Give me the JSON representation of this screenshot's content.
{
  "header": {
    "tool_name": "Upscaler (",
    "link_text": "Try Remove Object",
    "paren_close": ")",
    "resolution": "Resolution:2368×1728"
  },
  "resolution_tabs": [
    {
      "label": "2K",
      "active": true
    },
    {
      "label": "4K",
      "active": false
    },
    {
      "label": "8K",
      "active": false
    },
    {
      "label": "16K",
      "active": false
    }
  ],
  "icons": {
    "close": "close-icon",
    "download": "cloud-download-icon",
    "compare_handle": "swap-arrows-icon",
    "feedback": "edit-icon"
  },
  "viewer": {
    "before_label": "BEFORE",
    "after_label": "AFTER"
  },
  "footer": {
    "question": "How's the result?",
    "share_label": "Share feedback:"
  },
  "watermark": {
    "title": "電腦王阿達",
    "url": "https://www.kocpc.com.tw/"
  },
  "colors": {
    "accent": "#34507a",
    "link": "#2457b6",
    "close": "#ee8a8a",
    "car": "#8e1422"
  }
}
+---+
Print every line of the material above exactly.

> [RESPONSE FOR THIS EXERCISE]
Give me the JSON representation of this screenshot's content.
{
  "header": {
    "tool_name": "Upscaler (",
    "link_text": "Try Remove Object",
    "paren_close": ")",
    "resolution": "Resolution:2368×1728"
  },
  "resolution_tabs": [
    {
      "label": "2K",
      "active": true
    },
    {
      "label": "4K",
      "active": false
    },
    {
      "label": "8K",
      "active": false
    },
    {
      "label": "16K",
      "active": false
    }
  ],
  "icons": {
    "close": "close-icon",
    "download": "cloud-download-icon",
    "compare_handle": "swap-arrows-icon",
    "feedback": "edit-icon"
  },
  "viewer": {
    "before_label": "BEFORE",
    "after_label": "AFTER"
  },
  "footer": {
    "question": "How's the result?",
    "share_label": "Share feedback:"
  },
  "watermark": {
    "title": "電腦王阿達",
    "url": "https://www.kocpc.com.tw/"
  },
  "colors": {
    "accent": "#34507a",
    "link": "#2457b6",
    "close": "#ee8a8a",
    "car": "#8e1422"
  }
}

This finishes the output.